> Aim of the task
Where does the string "message" occur in the records below? Copy every line that holds it.

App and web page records
***

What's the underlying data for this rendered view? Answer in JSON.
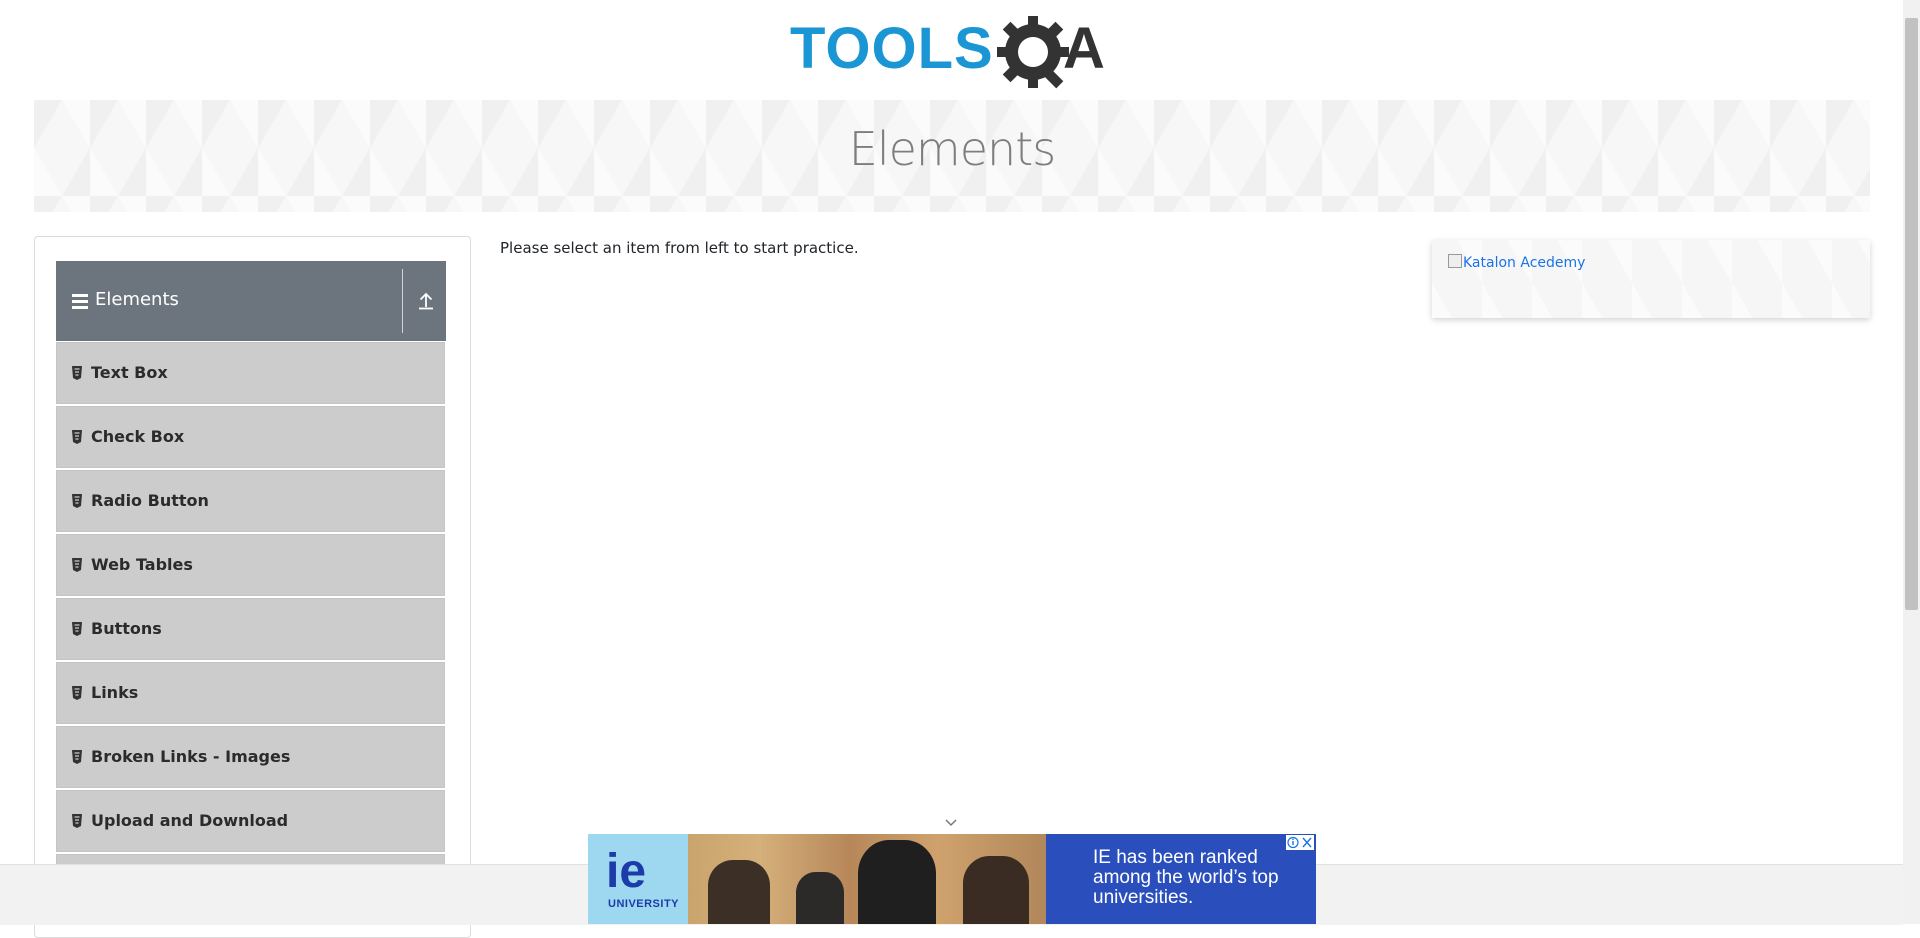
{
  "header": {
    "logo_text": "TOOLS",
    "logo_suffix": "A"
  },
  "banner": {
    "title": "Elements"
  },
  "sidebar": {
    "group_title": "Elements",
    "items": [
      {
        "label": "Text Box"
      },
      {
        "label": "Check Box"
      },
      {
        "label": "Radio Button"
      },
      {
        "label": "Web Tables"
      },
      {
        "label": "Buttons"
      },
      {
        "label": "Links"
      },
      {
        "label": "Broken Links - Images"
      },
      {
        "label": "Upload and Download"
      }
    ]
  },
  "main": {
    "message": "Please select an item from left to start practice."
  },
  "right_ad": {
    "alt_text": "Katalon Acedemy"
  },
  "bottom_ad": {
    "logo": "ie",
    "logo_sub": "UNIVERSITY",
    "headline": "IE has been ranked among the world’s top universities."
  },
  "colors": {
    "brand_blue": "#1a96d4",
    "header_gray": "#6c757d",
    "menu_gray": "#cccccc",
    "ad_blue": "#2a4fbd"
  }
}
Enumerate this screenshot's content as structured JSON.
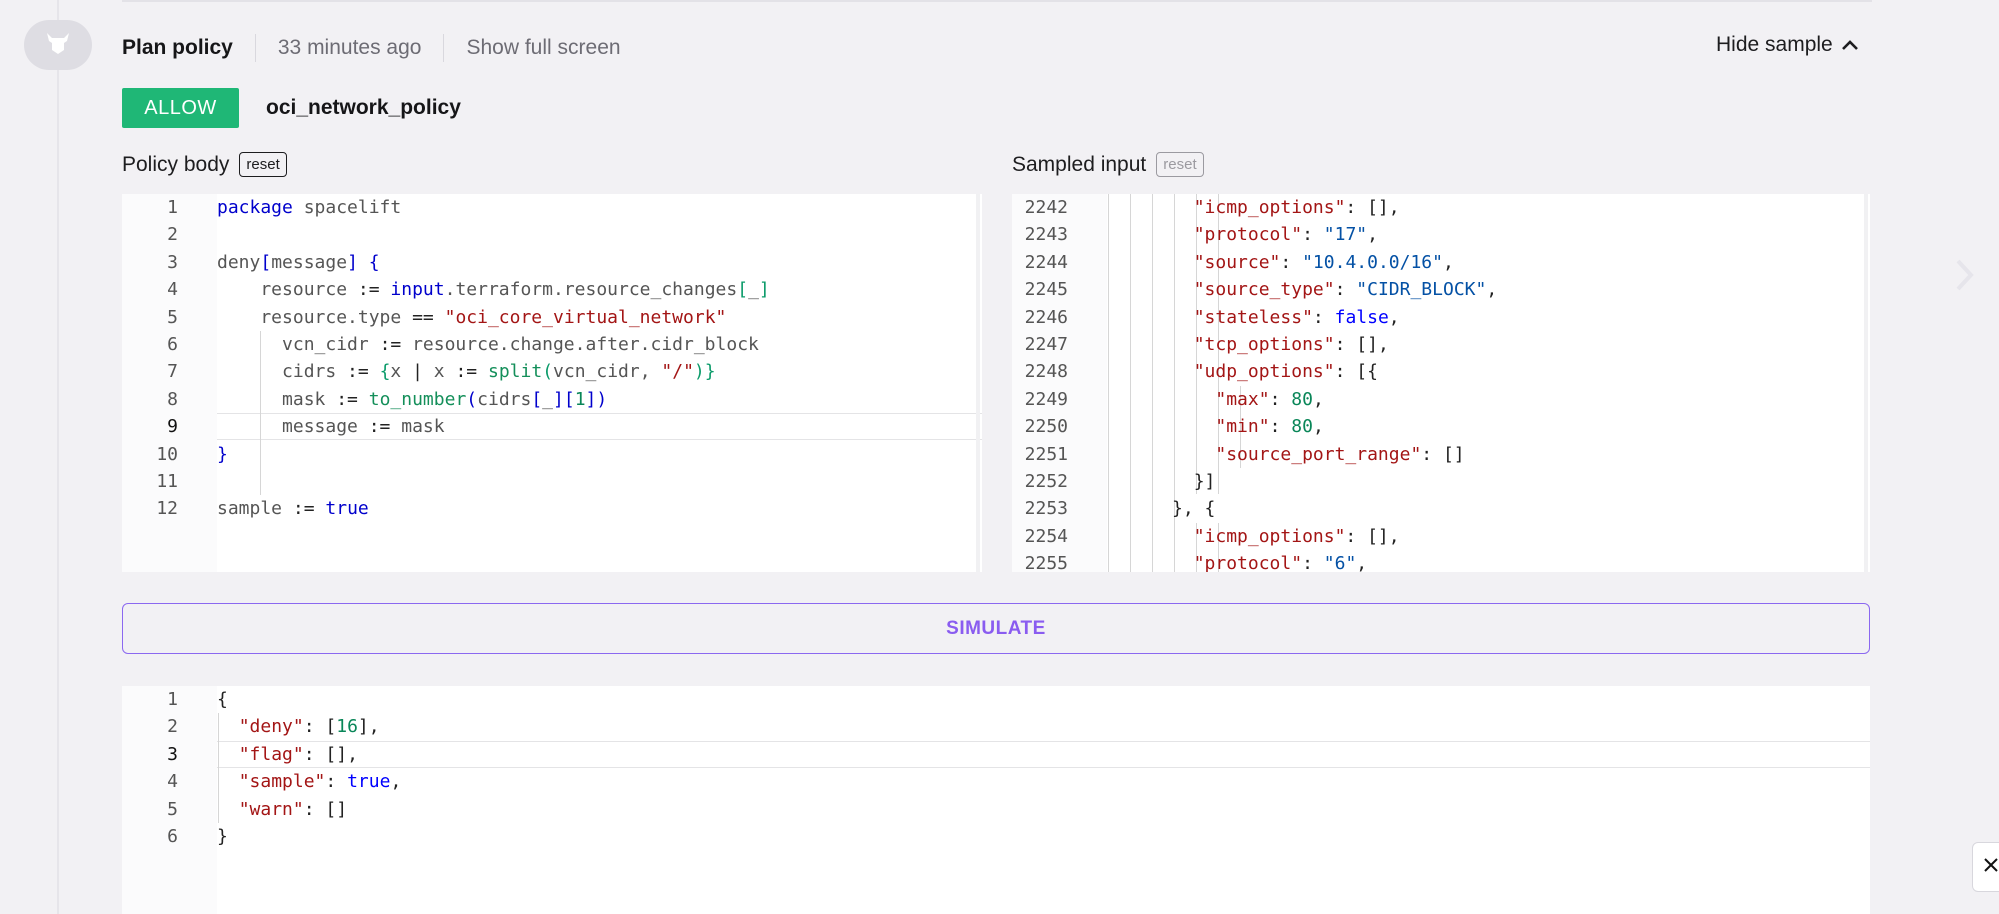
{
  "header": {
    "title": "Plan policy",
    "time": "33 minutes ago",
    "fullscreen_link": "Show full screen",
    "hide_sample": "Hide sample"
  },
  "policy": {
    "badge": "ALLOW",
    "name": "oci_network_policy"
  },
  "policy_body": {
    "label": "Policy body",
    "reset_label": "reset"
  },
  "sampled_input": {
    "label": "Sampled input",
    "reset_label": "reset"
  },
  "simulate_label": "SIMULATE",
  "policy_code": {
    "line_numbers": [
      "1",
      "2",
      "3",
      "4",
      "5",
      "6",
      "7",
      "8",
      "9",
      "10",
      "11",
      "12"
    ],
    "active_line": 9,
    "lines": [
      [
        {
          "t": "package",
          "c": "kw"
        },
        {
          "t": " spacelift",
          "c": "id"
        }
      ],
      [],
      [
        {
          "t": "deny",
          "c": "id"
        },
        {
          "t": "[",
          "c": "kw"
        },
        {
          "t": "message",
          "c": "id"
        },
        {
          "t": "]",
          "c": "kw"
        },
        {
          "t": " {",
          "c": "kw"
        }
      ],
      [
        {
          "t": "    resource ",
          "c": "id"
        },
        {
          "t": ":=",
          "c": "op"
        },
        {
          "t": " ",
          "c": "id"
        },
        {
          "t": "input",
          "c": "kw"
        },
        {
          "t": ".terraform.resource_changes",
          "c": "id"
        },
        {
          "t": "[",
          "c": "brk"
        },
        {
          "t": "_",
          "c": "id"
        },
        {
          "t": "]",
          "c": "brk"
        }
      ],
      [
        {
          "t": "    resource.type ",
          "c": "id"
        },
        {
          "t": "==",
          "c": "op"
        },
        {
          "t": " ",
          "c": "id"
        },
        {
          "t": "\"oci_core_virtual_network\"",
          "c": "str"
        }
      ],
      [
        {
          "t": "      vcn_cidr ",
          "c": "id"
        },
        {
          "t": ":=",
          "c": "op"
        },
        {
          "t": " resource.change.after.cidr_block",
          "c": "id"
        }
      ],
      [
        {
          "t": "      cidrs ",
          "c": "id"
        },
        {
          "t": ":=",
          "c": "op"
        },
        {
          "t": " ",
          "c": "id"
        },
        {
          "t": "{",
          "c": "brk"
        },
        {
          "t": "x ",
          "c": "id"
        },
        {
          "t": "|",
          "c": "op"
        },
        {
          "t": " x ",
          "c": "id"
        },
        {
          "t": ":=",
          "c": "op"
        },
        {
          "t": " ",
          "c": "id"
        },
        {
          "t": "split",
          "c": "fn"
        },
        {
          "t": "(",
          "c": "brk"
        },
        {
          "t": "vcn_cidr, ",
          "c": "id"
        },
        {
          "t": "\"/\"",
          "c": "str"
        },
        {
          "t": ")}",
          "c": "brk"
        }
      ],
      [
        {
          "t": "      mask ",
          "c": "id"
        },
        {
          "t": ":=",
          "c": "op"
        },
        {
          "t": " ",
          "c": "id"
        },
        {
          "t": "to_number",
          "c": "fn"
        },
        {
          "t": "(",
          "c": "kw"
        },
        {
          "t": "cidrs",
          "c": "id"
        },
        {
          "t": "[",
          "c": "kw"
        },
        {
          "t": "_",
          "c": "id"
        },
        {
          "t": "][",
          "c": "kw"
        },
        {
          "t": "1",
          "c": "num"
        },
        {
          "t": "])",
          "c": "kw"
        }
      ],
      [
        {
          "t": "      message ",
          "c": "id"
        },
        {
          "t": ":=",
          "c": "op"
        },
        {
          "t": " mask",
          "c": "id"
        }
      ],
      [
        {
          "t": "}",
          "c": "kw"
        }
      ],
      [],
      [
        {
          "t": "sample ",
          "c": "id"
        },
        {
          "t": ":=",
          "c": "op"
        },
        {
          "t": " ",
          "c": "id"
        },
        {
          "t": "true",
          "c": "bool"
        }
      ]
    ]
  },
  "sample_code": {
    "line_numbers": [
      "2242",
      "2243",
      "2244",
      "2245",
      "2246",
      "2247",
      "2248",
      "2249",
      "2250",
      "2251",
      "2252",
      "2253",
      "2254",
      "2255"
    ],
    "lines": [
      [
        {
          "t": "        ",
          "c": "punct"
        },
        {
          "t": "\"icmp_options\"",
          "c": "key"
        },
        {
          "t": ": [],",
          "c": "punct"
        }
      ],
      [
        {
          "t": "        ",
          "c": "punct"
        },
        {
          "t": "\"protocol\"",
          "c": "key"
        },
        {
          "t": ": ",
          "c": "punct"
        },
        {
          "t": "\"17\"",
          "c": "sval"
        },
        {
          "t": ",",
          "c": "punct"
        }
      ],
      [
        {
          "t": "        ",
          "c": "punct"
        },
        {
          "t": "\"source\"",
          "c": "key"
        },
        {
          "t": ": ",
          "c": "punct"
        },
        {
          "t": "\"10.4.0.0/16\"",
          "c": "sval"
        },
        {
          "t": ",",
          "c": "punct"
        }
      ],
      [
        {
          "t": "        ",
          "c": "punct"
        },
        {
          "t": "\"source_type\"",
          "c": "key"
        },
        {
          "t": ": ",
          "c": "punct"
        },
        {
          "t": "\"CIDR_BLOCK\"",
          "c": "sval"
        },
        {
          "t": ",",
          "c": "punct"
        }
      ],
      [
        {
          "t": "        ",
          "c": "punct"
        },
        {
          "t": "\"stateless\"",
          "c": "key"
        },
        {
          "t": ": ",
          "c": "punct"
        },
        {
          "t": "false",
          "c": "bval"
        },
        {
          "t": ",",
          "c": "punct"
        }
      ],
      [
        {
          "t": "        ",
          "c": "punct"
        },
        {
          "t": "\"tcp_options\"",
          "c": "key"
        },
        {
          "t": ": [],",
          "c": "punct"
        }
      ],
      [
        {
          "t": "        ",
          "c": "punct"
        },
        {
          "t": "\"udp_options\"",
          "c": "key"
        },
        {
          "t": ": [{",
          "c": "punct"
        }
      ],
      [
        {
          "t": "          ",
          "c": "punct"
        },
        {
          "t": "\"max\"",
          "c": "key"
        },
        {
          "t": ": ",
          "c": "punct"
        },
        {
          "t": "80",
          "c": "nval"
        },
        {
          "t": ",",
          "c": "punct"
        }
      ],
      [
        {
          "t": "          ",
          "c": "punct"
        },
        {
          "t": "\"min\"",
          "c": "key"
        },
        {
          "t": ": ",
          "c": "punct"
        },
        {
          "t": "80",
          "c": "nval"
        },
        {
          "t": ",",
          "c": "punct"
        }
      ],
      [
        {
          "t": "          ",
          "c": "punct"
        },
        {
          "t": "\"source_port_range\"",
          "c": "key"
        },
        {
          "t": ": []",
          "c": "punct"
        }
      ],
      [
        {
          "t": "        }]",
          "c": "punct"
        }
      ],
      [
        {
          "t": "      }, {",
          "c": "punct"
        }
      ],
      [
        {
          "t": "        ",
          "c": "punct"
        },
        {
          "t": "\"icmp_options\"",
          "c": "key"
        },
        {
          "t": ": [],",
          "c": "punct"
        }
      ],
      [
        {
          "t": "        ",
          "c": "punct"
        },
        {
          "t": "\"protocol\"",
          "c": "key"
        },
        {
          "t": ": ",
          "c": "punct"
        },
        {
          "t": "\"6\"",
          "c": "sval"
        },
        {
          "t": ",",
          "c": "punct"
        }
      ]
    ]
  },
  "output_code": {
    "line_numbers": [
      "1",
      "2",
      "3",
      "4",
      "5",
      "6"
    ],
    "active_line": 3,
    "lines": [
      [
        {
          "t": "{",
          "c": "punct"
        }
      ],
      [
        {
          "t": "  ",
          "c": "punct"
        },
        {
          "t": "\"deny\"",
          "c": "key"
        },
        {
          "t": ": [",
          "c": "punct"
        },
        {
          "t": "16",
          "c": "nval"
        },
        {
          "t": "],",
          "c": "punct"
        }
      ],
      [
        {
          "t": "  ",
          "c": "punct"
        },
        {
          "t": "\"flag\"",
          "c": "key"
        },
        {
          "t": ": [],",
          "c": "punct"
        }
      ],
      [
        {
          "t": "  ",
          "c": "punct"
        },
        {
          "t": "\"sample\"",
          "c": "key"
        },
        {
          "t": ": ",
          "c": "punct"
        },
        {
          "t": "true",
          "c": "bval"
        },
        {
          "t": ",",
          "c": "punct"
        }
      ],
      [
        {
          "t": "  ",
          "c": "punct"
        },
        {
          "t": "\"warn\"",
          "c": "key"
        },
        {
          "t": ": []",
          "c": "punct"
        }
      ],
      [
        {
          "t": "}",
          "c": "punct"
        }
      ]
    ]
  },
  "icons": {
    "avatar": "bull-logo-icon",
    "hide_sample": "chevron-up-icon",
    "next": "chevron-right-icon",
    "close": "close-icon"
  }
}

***

> Result of this exercise
    "message": "Please select an item from left to start practice."
          "t": "message",
          "t": "      message ",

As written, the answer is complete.